EXERCISE INPUT below:
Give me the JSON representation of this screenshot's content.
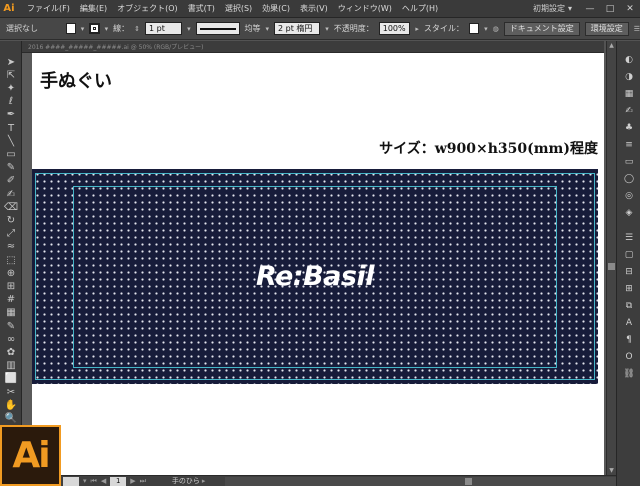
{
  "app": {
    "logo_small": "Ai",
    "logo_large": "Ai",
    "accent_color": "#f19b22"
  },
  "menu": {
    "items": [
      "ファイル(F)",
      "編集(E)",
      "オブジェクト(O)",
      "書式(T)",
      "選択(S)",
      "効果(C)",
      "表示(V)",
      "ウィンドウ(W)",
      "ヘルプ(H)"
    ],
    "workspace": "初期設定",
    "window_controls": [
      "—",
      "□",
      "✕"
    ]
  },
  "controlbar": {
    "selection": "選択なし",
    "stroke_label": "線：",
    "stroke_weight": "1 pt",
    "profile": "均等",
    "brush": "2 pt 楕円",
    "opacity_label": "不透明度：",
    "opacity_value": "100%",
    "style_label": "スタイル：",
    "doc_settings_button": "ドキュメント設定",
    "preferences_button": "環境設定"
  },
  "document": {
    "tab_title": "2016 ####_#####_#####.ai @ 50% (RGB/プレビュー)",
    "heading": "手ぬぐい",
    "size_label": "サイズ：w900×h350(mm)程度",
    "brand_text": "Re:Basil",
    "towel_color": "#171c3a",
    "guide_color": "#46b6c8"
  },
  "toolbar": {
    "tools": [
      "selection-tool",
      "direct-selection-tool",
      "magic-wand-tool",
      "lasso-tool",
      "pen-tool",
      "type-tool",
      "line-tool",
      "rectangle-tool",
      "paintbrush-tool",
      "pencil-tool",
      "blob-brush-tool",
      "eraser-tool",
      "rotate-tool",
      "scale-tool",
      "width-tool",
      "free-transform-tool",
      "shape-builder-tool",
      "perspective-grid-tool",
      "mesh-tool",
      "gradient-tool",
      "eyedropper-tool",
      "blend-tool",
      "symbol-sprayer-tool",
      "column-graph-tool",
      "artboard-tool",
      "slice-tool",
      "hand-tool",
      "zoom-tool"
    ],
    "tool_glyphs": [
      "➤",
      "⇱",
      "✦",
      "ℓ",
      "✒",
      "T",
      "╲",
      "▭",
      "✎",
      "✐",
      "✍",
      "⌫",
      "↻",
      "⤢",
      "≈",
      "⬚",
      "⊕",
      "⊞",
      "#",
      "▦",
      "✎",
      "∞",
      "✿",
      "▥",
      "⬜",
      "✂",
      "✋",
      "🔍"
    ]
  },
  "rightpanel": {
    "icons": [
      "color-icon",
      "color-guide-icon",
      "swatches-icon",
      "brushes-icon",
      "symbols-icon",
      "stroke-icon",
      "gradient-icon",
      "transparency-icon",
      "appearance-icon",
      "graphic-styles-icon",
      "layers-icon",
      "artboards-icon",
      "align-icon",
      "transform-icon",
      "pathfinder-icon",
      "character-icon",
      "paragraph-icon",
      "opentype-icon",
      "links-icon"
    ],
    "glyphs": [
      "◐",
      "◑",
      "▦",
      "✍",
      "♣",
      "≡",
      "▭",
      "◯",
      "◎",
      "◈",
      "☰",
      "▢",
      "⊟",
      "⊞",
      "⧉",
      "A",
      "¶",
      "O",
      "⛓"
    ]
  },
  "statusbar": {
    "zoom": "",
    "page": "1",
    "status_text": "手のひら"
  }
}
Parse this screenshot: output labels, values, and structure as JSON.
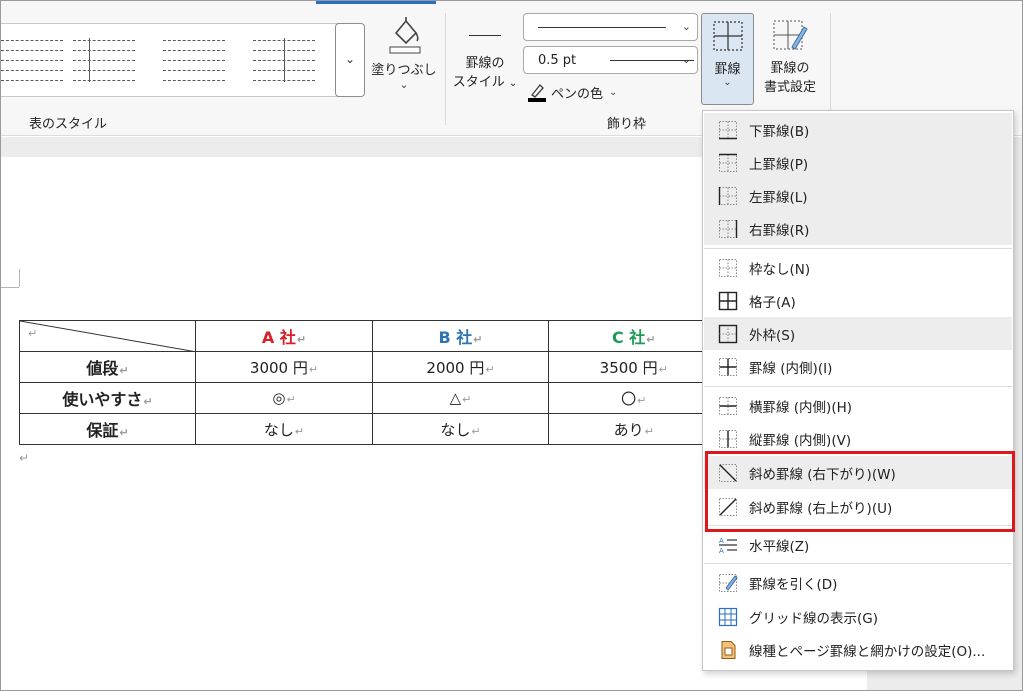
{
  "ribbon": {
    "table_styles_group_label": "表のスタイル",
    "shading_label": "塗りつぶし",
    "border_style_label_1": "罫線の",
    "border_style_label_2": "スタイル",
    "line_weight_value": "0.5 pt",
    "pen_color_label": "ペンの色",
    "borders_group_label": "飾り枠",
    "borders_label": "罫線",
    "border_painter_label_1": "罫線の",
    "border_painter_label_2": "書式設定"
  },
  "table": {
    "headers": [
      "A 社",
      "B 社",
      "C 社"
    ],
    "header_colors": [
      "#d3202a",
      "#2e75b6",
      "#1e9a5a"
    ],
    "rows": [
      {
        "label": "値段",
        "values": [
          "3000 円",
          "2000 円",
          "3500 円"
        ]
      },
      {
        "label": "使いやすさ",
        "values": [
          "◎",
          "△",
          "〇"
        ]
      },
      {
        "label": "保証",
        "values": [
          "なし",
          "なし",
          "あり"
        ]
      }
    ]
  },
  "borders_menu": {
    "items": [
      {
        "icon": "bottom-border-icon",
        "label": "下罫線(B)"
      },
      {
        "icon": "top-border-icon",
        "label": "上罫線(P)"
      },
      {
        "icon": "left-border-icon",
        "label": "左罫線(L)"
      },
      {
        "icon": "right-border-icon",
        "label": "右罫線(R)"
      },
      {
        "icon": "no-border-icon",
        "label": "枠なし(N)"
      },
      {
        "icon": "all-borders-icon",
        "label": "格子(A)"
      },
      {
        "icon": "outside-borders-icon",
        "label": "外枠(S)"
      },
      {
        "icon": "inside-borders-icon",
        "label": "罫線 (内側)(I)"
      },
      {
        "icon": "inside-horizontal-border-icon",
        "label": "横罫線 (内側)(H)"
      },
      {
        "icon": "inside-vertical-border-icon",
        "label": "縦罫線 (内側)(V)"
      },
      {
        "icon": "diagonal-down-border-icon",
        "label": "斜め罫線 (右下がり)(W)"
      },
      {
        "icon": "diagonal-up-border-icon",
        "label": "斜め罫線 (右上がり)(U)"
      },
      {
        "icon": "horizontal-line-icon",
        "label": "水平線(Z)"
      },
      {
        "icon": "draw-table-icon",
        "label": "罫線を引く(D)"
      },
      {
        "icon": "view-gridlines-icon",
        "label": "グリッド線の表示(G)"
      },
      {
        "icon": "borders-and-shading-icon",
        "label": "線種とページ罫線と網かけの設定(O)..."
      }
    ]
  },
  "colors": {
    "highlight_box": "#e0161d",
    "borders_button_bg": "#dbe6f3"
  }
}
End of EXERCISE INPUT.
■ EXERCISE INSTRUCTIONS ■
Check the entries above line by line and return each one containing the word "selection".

■ ANSWER SECTION ■
    "selection": "選択なし",
      "selection-tool",
      "direct-selection-tool",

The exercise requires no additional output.